Hey, Mark Zuckerberg, can we talk about hemp? No, really, I’m asking: can we? Because a recent experience with Facebook left the impression that reporting on the plant used in products from soap to rope is taboo. Verboten. The leaf that dare not speak its name.
This bit of anti-social media behavior came after ReSource reporter Nicole Erwin profiled Kentucky farmers participating in a state-run research program on hemp, once a commodity in Kentucky. Growers hope to revive the crop but face frustrating limitations because hemp is still lumped in — unfairly, proponents argue — with drugs such as marijuana.
A bill pending in Congress would ease these restrictions but for now the farmers are stuck in legal limbo, unable to adequately grow or process hemp in the U.S. while a multimillion dollar market goes to imports.

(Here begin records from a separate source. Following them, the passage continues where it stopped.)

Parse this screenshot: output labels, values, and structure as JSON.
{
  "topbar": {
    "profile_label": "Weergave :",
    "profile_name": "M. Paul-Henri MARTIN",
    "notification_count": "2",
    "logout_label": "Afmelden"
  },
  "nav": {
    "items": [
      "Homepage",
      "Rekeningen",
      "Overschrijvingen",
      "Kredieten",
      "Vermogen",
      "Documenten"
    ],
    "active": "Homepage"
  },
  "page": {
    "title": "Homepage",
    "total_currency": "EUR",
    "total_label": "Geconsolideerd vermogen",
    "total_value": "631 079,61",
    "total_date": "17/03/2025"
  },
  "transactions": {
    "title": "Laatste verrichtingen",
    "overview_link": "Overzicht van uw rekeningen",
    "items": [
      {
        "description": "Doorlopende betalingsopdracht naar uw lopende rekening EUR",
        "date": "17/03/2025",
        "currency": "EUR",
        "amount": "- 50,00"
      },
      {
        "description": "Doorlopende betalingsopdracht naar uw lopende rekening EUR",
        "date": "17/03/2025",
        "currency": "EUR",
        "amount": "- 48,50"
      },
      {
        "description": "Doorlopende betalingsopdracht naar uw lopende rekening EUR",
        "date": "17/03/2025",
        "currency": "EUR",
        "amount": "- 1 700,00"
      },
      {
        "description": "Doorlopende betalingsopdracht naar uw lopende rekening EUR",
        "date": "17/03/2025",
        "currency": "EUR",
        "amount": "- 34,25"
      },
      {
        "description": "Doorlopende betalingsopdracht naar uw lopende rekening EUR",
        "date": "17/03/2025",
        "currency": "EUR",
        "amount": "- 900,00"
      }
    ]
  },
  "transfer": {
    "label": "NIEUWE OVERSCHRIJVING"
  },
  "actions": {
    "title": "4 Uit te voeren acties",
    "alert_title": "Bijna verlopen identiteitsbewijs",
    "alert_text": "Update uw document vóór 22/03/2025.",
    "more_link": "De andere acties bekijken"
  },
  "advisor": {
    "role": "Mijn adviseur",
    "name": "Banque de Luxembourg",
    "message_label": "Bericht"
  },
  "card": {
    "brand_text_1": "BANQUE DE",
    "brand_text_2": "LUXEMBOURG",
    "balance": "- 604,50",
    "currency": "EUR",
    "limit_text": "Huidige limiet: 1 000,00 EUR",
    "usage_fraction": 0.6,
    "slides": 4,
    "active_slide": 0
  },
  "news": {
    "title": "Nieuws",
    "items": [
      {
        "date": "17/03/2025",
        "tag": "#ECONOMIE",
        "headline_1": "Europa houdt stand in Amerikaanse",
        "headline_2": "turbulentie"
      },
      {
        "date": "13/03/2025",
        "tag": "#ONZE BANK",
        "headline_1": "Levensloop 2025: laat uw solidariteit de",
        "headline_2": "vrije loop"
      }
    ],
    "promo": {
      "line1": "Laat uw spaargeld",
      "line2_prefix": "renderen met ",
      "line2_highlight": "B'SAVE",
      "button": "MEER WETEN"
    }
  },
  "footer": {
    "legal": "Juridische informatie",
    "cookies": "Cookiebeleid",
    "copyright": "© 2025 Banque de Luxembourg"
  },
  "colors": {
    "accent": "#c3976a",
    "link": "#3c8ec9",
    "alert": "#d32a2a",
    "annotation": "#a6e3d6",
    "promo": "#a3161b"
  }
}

When ReSource partner station WKMS in Murray, Kentucky, sought to promote Erwin’s story on Facebook we discovered yet another obstacle: Even talking about the issue can trigger a ban. WKMS News Director Matt Markgraf tried to “boost” a Facebook post on the story and learned that his ad was not allowed.
“Your ad wasn’t approved because the body/title text used in the ad promotes the use or sale of illegal drugs,” read a message from Facebook.
Puzzled, Markgraf wrote a patient appeal, explaining that the ad did not promote anything other than a piece of journalism “about the misconception of illegality regarding hemp v. marijuana.”
But Facebook was having none of it.
“Such ads violate local laws,” came the reply. “We have zero tolerance towards such ads…This decision is final.”
Markgraf noted the irony at work here: A story questioning hemp’s uncertain legal status was blocked because of…hemp’s uncertain legal status. He also found instant empathy with the hemp grower’s dilemma.
“This clearly underscores the challenges that the emerging industry faces in overcoming the plant’s stigma,” Markgraf said.
It’s hard to see how Erwin’s story could be construed as a sales pitch for a drug. Hemp products include cooking oils, cosmetics, and clothing but lack any significant amount of the intoxicating substance found in marijuana. Proponents say a smoker would need a hemp joint the size of a telephone pole to catch a buzz.
We wondered if anyone at Facebook even reads the appeals. Was Markgraf actually communicating with a person or just arguing with an algorithm?
“If they had actually read the first couple of sentences in the story, I think they would have reconsidered the decision,” Markgraf said.
The company did not respond to requests for comment (beyond the comments included in response to Markgraf’s appeal).
In the past few months Facebook has come under fire for alleged political bias, prompting a meeting with conservative lawmakers this spring. And the platform has become such an important means of connecting with an audience that any barrier to sharing stories can cause heartburn for news outlets. A 2015 Pew Research Center study found that about 60 percent of Facebook users get their news there. A recent company announcement of changes in the algorithm that determines what content users see was enough to send shudders through the publishing industry.
That’s why our little experience with the hemp story seems like the seed of something that could grow problematic. If Facebook is blithely blocking attempts to distribute news stories on topics it deems off-limits, this could have implications far beyond the farm.